Another student Samiksha Sharma faced the same horror after she scored 42 in maths, while her scores in English, Business Studies and Fine Arts were pretty good.

When these two students applied for verification or a retotalling of marks, Sonali's 68 rose to 95 while Samiksha's score more than doubled to 90.

But this was not the end; more verifications that followed revealed that Mohammad Affan, a Mumbai student who had scored 80 per cent and above in all his subjects, had scored 90 in maths, instead of the 50 that was previously awarded to him. Another economics student who was 'failed' with 9 marks, finally ended up with 45.

Though TOI said that the CBSE's chairperson and spokesperson did not give official comments, a senior CBSE official admitted that the number of applications for verification of marks has been unprecedented.

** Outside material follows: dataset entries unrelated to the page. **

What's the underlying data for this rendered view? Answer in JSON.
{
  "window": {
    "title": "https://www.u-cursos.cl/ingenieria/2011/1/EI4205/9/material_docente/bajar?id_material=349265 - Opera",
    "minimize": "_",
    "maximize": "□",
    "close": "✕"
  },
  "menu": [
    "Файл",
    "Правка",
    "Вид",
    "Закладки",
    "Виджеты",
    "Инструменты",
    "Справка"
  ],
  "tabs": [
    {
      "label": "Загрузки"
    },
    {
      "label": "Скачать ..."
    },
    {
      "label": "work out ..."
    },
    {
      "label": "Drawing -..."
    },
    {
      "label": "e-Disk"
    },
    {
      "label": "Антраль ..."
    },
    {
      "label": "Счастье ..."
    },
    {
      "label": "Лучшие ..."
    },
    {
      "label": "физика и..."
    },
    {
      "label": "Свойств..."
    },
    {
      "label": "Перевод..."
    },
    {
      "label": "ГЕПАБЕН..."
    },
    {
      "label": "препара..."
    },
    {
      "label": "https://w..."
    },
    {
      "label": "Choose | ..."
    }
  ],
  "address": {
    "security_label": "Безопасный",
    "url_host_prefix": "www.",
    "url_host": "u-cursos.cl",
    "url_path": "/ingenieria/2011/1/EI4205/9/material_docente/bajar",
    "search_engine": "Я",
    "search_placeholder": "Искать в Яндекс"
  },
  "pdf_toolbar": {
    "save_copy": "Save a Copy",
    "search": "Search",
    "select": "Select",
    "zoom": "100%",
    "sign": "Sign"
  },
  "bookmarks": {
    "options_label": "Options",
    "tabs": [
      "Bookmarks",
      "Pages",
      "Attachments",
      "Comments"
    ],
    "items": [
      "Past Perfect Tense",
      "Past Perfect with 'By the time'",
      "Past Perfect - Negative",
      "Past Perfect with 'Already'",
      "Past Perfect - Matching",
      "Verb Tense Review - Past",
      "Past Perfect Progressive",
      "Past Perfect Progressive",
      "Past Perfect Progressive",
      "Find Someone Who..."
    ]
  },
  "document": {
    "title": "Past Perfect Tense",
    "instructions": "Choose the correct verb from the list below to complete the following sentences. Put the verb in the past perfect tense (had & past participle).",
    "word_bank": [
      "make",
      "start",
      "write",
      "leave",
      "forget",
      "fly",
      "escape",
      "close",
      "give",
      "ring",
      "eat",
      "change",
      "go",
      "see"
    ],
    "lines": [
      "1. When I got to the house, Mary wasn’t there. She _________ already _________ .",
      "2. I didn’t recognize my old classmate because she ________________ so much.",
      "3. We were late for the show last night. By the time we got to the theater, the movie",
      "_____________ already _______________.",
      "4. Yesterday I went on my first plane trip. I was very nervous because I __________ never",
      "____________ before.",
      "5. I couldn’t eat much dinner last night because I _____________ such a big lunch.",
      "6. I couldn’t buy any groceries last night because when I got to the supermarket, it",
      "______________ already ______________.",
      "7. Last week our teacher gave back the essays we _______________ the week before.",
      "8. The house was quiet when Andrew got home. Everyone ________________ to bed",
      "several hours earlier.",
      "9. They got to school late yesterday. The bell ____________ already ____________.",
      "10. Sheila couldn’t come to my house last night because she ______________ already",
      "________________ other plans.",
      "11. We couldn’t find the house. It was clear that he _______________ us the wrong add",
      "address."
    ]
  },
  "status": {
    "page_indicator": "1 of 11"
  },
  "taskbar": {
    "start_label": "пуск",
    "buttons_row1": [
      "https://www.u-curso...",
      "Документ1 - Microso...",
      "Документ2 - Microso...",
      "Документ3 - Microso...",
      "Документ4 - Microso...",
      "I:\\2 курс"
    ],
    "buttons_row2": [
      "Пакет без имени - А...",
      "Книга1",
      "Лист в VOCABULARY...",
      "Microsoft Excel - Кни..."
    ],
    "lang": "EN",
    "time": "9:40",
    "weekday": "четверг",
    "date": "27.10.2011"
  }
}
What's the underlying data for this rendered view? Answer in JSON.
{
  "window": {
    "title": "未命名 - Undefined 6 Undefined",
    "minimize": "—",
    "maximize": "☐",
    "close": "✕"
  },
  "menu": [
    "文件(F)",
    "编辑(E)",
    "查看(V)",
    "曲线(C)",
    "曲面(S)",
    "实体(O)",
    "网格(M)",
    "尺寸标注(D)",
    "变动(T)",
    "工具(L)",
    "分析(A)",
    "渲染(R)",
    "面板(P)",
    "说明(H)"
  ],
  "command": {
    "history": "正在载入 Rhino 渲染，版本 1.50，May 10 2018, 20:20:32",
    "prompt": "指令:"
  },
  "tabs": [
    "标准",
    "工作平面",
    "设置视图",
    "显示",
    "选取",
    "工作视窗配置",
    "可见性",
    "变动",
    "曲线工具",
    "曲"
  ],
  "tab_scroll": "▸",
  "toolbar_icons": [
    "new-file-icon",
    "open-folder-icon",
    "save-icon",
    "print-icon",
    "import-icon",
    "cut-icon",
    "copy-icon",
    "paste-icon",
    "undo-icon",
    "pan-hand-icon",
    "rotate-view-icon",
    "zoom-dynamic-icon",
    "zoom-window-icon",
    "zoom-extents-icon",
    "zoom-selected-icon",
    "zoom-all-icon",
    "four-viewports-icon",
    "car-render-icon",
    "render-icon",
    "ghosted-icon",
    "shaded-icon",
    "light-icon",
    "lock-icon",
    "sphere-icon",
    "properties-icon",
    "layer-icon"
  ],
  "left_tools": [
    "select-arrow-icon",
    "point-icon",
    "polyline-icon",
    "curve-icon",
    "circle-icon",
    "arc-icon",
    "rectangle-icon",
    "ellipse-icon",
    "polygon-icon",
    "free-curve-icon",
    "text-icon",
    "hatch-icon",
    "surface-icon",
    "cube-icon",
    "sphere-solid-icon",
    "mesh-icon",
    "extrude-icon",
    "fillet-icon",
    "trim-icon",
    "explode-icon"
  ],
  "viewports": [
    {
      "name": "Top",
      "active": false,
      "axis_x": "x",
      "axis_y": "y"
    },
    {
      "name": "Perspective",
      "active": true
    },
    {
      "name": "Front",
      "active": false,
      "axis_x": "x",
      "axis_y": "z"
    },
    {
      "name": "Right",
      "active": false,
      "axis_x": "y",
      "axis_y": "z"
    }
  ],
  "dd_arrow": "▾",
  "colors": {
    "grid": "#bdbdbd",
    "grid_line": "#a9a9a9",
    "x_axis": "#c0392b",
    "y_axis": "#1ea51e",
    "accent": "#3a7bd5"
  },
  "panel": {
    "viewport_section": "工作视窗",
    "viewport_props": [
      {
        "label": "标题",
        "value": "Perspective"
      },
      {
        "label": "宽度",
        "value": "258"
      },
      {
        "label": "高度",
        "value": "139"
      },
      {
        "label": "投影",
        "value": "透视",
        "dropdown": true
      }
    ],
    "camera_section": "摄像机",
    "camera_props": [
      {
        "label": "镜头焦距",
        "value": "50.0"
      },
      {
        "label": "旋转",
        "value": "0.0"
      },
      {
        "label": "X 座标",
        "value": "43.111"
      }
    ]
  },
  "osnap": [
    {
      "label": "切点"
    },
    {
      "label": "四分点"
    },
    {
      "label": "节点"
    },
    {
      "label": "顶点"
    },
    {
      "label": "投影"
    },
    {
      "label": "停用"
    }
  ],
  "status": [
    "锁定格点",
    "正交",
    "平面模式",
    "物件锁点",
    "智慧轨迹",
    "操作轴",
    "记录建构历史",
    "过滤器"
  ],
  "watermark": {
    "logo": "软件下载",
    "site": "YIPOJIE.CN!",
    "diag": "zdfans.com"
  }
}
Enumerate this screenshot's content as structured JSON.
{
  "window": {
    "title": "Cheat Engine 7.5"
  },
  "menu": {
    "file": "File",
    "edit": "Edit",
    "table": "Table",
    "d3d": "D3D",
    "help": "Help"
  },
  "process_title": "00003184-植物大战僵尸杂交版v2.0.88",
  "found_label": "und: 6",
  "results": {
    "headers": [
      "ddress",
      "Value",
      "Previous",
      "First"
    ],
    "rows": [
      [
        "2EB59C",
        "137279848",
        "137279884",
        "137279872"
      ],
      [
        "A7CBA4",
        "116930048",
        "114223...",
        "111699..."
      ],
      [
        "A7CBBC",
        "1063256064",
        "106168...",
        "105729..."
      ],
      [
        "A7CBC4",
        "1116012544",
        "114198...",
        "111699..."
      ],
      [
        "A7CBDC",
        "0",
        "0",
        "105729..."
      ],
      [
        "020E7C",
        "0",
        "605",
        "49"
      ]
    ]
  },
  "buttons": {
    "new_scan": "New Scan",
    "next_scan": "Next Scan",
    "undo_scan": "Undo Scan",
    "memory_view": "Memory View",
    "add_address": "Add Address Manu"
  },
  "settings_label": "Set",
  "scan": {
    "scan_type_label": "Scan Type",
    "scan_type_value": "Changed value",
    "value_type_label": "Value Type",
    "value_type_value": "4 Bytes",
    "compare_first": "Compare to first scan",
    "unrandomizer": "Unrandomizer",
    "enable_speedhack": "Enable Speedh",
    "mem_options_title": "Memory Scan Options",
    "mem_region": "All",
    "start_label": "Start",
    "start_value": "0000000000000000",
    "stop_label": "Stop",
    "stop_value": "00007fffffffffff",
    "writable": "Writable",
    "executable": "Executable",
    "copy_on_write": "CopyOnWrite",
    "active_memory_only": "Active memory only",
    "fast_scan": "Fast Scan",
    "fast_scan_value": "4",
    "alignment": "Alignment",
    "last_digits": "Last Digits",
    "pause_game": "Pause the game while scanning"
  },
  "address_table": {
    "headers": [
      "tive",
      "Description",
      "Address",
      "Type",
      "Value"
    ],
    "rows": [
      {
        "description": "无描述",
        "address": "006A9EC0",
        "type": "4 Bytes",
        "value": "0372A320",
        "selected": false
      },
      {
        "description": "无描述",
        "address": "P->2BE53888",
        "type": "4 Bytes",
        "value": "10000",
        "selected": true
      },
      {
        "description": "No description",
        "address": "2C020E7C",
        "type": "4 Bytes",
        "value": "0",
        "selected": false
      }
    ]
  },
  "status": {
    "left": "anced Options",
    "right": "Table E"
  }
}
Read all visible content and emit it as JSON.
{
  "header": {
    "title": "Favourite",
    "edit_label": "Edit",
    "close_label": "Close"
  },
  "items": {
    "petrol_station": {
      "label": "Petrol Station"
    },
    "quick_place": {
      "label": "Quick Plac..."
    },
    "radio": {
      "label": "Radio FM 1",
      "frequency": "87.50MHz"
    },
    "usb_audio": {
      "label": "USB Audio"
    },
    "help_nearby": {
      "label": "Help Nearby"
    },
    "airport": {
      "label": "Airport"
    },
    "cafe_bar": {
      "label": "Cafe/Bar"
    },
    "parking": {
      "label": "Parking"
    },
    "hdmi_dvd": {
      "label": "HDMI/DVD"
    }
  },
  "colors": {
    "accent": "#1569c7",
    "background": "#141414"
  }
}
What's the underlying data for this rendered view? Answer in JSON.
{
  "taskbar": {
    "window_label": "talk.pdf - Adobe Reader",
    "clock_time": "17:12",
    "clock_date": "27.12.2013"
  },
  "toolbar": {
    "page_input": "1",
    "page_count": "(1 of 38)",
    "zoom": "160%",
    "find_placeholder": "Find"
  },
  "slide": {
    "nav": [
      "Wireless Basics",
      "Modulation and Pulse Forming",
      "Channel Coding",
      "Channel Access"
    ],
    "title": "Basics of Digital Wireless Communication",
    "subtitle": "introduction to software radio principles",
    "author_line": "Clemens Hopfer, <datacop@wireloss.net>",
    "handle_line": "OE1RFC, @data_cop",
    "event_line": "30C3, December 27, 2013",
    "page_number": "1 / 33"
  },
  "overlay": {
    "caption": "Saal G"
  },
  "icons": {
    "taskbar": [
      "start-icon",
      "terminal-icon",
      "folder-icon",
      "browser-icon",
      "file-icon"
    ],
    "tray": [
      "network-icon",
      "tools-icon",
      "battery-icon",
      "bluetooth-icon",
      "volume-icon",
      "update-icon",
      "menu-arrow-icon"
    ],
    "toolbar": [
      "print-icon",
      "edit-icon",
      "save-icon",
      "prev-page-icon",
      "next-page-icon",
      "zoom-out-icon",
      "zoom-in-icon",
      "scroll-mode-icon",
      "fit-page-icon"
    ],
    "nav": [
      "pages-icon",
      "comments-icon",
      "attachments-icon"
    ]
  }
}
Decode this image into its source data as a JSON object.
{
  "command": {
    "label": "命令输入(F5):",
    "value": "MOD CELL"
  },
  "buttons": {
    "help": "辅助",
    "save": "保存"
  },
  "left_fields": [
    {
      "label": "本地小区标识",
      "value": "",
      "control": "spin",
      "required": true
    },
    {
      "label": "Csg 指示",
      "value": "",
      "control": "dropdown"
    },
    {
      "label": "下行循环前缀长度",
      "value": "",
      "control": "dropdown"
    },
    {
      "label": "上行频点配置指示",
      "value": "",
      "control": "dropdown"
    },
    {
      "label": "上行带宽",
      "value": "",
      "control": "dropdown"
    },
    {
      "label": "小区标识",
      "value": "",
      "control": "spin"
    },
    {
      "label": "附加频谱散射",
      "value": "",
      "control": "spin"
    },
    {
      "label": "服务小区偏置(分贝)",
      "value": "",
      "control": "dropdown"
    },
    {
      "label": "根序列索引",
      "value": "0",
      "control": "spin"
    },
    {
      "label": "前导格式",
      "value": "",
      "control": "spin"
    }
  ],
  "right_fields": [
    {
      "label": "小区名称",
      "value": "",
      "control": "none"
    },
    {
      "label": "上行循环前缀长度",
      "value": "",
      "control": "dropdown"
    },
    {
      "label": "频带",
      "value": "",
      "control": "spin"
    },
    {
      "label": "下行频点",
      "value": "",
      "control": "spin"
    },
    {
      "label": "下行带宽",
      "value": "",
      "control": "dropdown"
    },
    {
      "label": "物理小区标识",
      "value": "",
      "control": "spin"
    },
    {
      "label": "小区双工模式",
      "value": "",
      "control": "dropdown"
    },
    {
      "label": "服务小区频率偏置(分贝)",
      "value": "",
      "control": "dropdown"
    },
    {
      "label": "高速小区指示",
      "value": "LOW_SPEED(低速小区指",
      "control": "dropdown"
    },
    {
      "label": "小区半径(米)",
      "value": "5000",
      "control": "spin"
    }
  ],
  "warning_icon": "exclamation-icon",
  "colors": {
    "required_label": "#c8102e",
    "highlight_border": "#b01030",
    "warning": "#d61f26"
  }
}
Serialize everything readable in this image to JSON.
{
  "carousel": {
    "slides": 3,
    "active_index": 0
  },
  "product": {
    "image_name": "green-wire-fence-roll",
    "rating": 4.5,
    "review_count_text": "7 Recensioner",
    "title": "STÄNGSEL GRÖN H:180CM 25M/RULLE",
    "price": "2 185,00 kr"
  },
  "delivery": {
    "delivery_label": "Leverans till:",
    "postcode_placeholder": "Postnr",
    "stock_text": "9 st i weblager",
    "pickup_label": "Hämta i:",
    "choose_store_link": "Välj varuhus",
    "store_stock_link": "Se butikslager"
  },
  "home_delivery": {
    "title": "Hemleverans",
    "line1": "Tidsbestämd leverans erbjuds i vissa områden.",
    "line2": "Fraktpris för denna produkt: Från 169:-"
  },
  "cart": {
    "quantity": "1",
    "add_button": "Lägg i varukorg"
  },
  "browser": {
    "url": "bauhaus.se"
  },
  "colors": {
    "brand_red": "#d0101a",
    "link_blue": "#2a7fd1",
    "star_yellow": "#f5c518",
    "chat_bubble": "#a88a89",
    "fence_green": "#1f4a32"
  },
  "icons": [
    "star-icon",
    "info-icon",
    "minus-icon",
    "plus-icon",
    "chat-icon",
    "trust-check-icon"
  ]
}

However, he did not reveal the exact number.

With so many students facing marks discrepancies, it is indeed concerning as to what could have gone wrong while aggregating the marks, and moreover, was the CBSE right in doing away with the re-evaluation process?

Currently, a CBSE student needs a court order to apply for a re-evaluation.

While Sonali decided to go for verification, many others often seem hesitant and scared to get their marks re-checked. "As I wanted to pursue Economics (Honours), I had no option but to go for verification. However, many others didn't apply out of fear or thought that nothing will happen out of this exercise," Sonali was quoted as saying by the TOI.

According to the another CBSE official, who too agreed that the board had indeed made mistakes in the process, the problems could have arose from mistakes in totalling of marks, incorrect transfer of marks to the title page (the front of the answer books) and detachment of supplementary answer books.